Saturday, February 07, 2009

Return My Book or Else...

I've always liked the idea of book plates and often wished I had some to paste into my favorite books. But what about placing a curse on someone who doesn't return a book? That's probably a little far-fetched in this day of massmarket paperbacks and public libraries. [I do recall a fellow book lover who used to handwrite a "curse" in the books he loaned out... oh, the things we end up remembering!]

But think back to the days when books were individually hand written, when there were no public libraries and only the wealthy could afford books. Even after the printing press was invented, not many copies of books were made. People saved up money in order to buy one. That helps us understand the desperation behind this "curse on book thieves" found in the monastery of San Pedro in Barcelona, Spain:

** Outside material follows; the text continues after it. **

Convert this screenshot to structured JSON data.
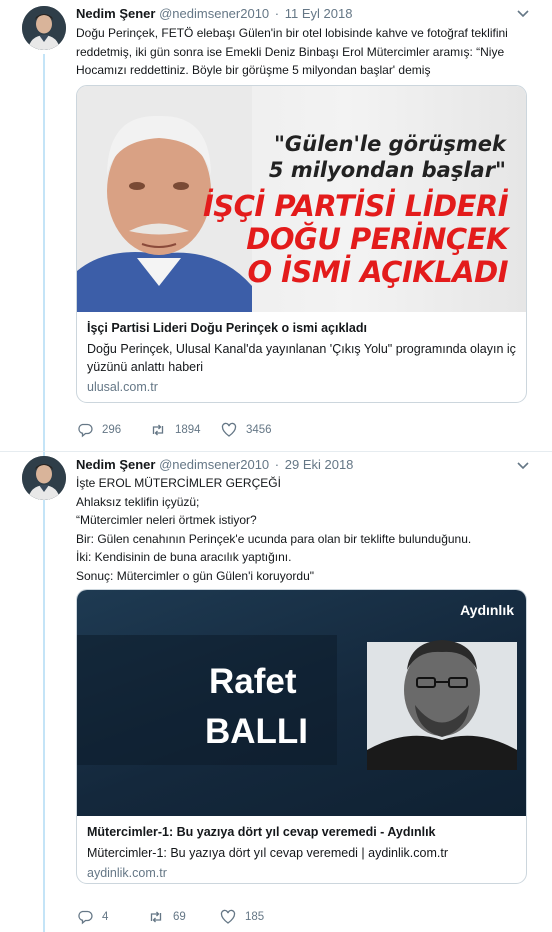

"For him that stealeth, or borroweth and returneth not,
this book from its owner, let it change into a serpent in
his hand and rend him.

Let him be struck with palsy, and all his members blasted.

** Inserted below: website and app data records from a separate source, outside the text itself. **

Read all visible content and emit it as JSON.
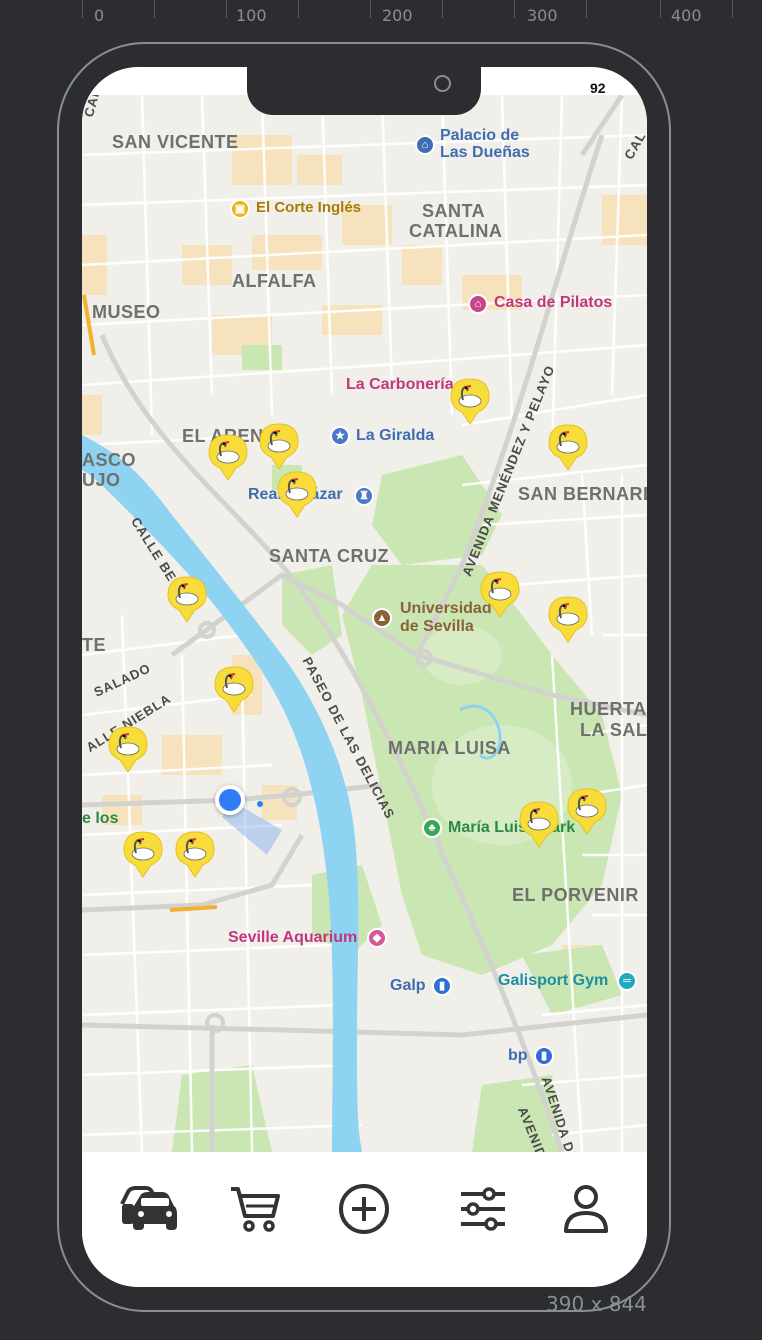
{
  "ruler": [
    "0",
    "100",
    "200",
    "300",
    "400"
  ],
  "status": {
    "battery": "92"
  },
  "map": {
    "districts": [
      "SAN VICENTE",
      "SANTA",
      "CATALINA",
      "ALFALFA",
      "MUSEO",
      "EL ARENAL",
      "ASCO",
      "UJO",
      "SAN BERNARDO",
      "SANTA CRUZ",
      "TE",
      "MARIA LUISA",
      "HUERTAS",
      "LA SALU",
      "EL PORVENIR"
    ],
    "streets": [
      "CALLE",
      "CALLE BETIS",
      "SALADO",
      "ALLE NIEBLA",
      "AVENIDA MENÉNDEZ Y PELAYO",
      "PASEO DE LAS DELICIAS",
      "AVENIDA DE",
      "AVENIDA",
      "CAL"
    ],
    "pois": {
      "palacio": "Palacio de\nLas Dueñas",
      "corte_ingles": "El Corte Inglés",
      "casa_pilatos": "Casa de Pilatos",
      "carboneria": "La Carbonería",
      "giralda": "La Giralda",
      "alcazar": "Real Alcázar",
      "universidad_1": "Universidad",
      "universidad_2": "de Sevilla",
      "maria_luisa_park": "María Luisa Park",
      "aquarium": "Seville Aquarium",
      "galp": "Galp",
      "galisport": "Galisport Gym",
      "bp": "bp",
      "de_los": "e los"
    },
    "marker_count": 14
  },
  "tabbar": {
    "items": [
      {
        "icon": "car-icon"
      },
      {
        "icon": "cart-icon"
      },
      {
        "icon": "add-circle-icon"
      },
      {
        "icon": "sliders-icon"
      },
      {
        "icon": "user-icon"
      }
    ]
  },
  "device": {
    "dimensions": "390 x 844"
  },
  "colors": {
    "accent": "#2e7cf6",
    "river": "#8fd3f3",
    "park": "#c9e6b3",
    "marker": "#f7dc3a"
  }
}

Let him languish in pain, crying aloud for mercy, and let
there be no surcease to this agony till he sing in dissolution.

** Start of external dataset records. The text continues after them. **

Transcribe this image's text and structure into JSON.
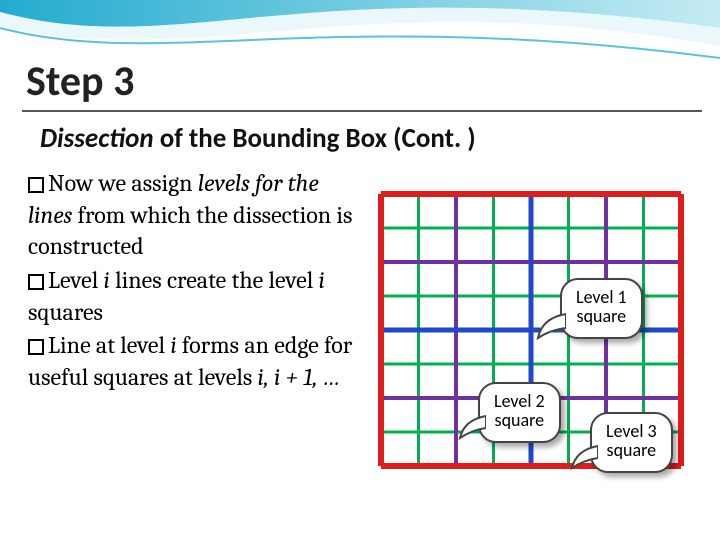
{
  "title": "Step 3",
  "subtitle_parts": {
    "pre": "Dissection",
    "post": " of the Bounding Box (Cont. )"
  },
  "bullets": [
    {
      "plain1": "Now we assign ",
      "em1": "levels for the lines",
      "plain2": " from which the dissection is constructed"
    },
    {
      "plain1": "Level ",
      "em1": "i",
      "plain2": " lines create the level ",
      "em2": "i",
      "plain3": " squares"
    },
    {
      "plain1": "Line at level ",
      "em1": "i",
      "plain2": " forms an edge for useful squares at levels ",
      "em2": "i, i + 1, …",
      "plain3": ""
    }
  ],
  "callouts": {
    "level1": {
      "line1": "Level 1",
      "line2": "square"
    },
    "level2": {
      "line1": "Level 2",
      "line2": "square"
    },
    "level3": {
      "line1": "Level 3",
      "line2": "square"
    }
  },
  "grid": {
    "levels": [
      {
        "name": "level1",
        "color": "#e21b1b",
        "stroke": 6,
        "divisions": 1
      },
      {
        "name": "level2",
        "color": "#1e49c9",
        "stroke": 5,
        "divisions": 2
      },
      {
        "name": "level3",
        "color": "#7030a0",
        "stroke": 4,
        "divisions": 4
      },
      {
        "name": "level4",
        "color": "#00b050",
        "stroke": 3,
        "divisions": 8
      }
    ],
    "size": 280
  }
}
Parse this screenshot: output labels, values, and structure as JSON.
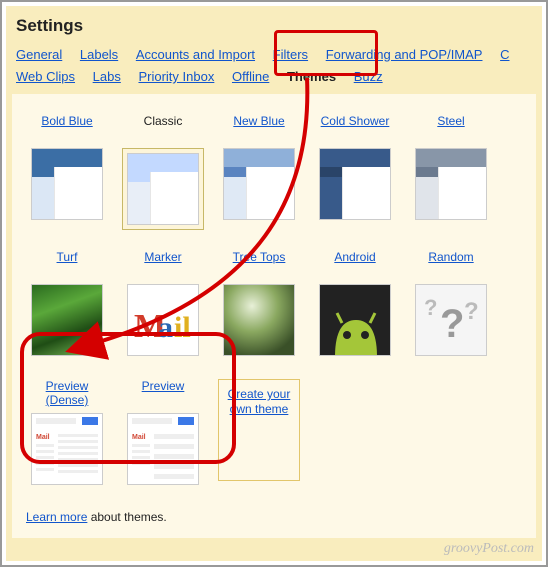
{
  "header": {
    "title": "Settings"
  },
  "tabs": {
    "general": "General",
    "labels": "Labels",
    "accounts": "Accounts and Import",
    "filters": "Filters",
    "forwarding": "Forwarding and POP/IMAP",
    "c_partial": "C",
    "webclips": "Web Clips",
    "labs": "Labs",
    "priority": "Priority Inbox",
    "offline": "Offline",
    "themes": "Themes",
    "buzz": "Buzz"
  },
  "themes": {
    "boldblue": "Bold Blue",
    "classic": "Classic",
    "newblue": "New Blue",
    "coldshower": "Cold Shower",
    "steel": "Steel",
    "turf": "Turf",
    "marker": "Marker",
    "treetops": "Tree Tops",
    "android": "Android",
    "random": "Random",
    "previewdense": "Preview (Dense)",
    "preview": "Preview"
  },
  "create": "Create your own theme",
  "footer": {
    "learn": "Learn more",
    "rest": " about themes."
  },
  "watermark": "groovyPost.com"
}
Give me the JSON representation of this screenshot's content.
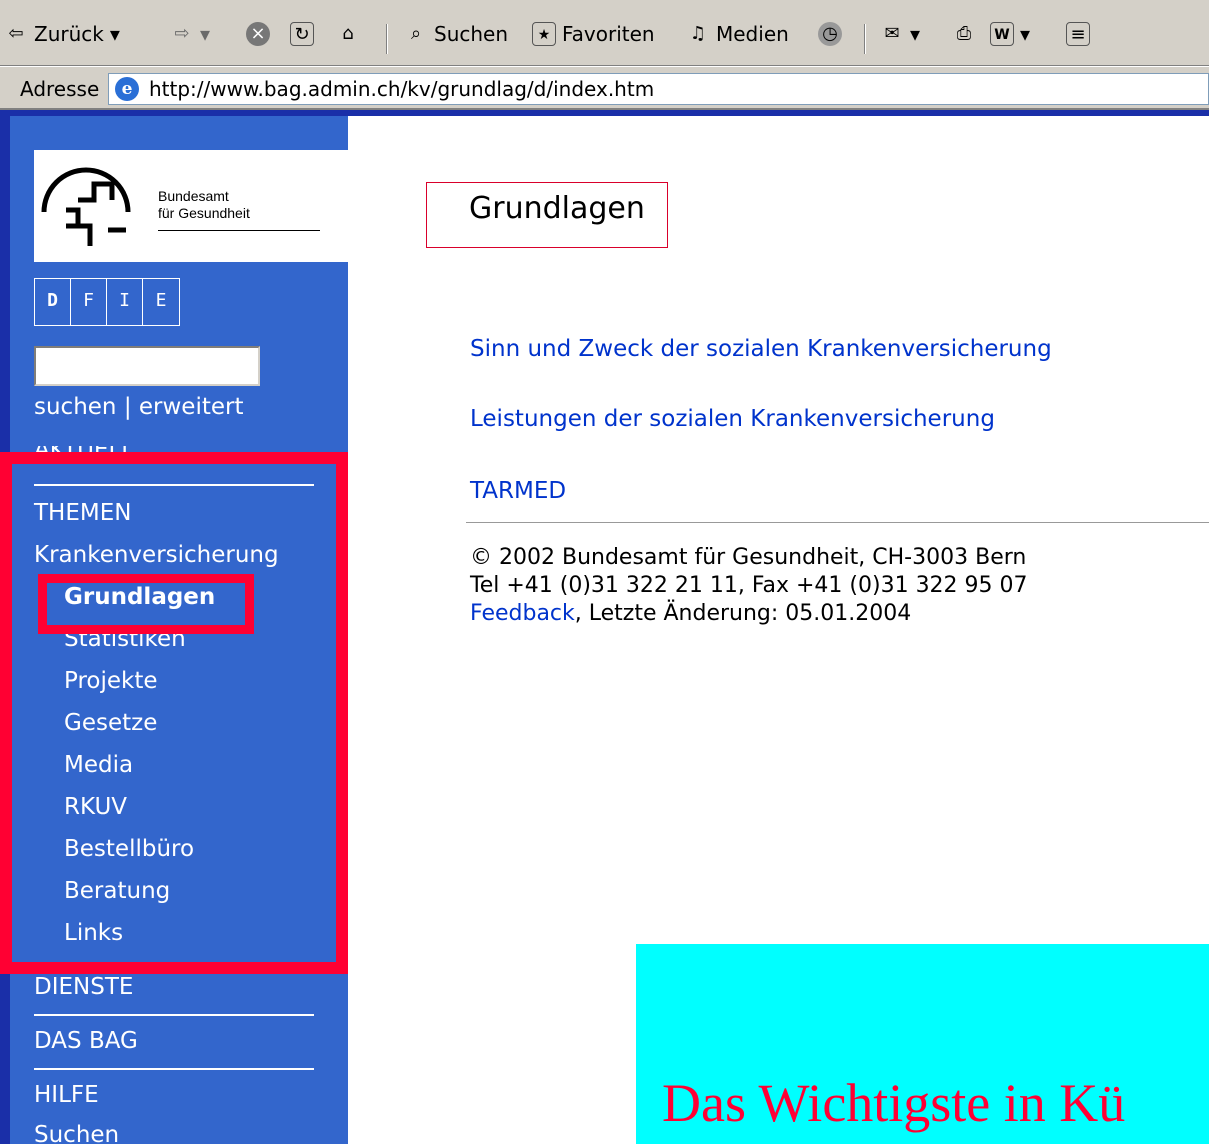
{
  "toolbar": {
    "back_label": "Zurück",
    "search_label": "Suchen",
    "favorites_label": "Favoriten",
    "media_label": "Medien"
  },
  "address_bar": {
    "label": "Adresse",
    "url": "http://www.bag.admin.ch/kv/grundlag/d/index.htm"
  },
  "sidebar": {
    "logo_line1": "Bundesamt",
    "logo_line2": "für Gesundheit",
    "languages": [
      "D",
      "F",
      "I",
      "E"
    ],
    "search_link": "suchen",
    "search_sep": "|",
    "advanced_link": "erweitert",
    "nav": {
      "aktuell": "AKTUELL",
      "themen": "THEMEN",
      "krankenversicherung": "Krankenversicherung",
      "grundlagen": "Grundlagen",
      "statistiken": "Statistiken",
      "projekte": "Projekte",
      "gesetze": "Gesetze",
      "media": "Media",
      "rkuv": "RKUV",
      "bestellbuero": "Bestellbüro",
      "beratung": "Beratung",
      "links": "Links",
      "dienste": "DIENSTE",
      "das_bag": "DAS BAG",
      "hilfe": "HILFE",
      "suchen": "Suchen"
    }
  },
  "main": {
    "title": "Grundlagen",
    "links": [
      "Sinn und Zweck der sozialen Krankenversicherung",
      "Leistungen der sozialen Krankenversicherung",
      "TARMED"
    ],
    "footer_line1": "© 2002 Bundesamt für Gesundheit, CH-3003 Bern",
    "footer_line2": "Tel +41 (0)31 322 21 11, Fax +41 (0)31 322 95 07",
    "footer_feedback": "Feedback",
    "footer_changed": ", Letzte Änderung: 05.01.2004"
  },
  "slide_caption": "Das Wichtigste in Kü",
  "colors": {
    "sidebar_bg": "#3366cc",
    "highlight": "#ff0033",
    "caption_bg": "#00ffff",
    "link": "#0033cc"
  }
}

Let bookworms gnaw his entrails... and when at last he
goeth to his last punishment, let the flames of hell consume
him for ever."

Now who needs to return one of my books?

Happy Birthday, Facebook

In honor of Facebook's fifth birthday, Al Mohler's blog offers advise on safeguarding the social networking experience. Since the phenomenon has become such an integral part of every-day life, it's important for believers to reflect and consider the moral impact of any new technology. In my short term experience using Facebook I have enjoyed the interaction with friends from the past, as well as having an opportunity to get to know people better. I do have concerns that believers realize we are ambassadors for Christ in ALL our communications, whether spoken or written, whether serious or trivial. I'm also convinced that this technology is most appropriate for teens and older, not for children.

Here are Al Mohler's recommendations:

1. Never allow social networking to replace or rival personal contact and communication. God made us to be social creatures that crave community. We cannot permit ourselves to substitute social networking for the harder work of building and maintaining personal relationships that are face to face.
2. Set clear parameters for the time devoted to social networking. These services can be seductive and time consuming. Social networking (and the Internet in general) can become obsessive and destructive of other relationships and higher priorities for the Christian.
3. Never write or post anything on a social networking site that you would not want the world to see, or anything that would compromise your Christian witness. There are plenty of young people (perhaps older persons now, too) who are ruining future job prospects and opportunities by social networking misbehavior. The cost to Christian witness is often far greater.
4. Never allow children and teenagers to have independent social networking access (or Internet access, for that matter). Parents should monitor, manage, supervise, and control the Internet access of their children and teens. Watch what your child posts and what their friends post.
5. Do not allow children and teens to accept any "friend" unknown to you. The social networking world can be a dangerous place, and parental protection here is vital.
6. Encourage older friends and relatives to sign up and use the technology. Grandparents can enjoy keeping up with grandchildren and with friends and loved ones separated by distance or mobility.
7. Use the social networking technology to bear witness to the Gospel, but never think that this can replace the centrality of face-to-face evangelism, witness and discipleship.
8. Do all things to the glory of God, and do not allow social networking to become an idol or a display of narcissism.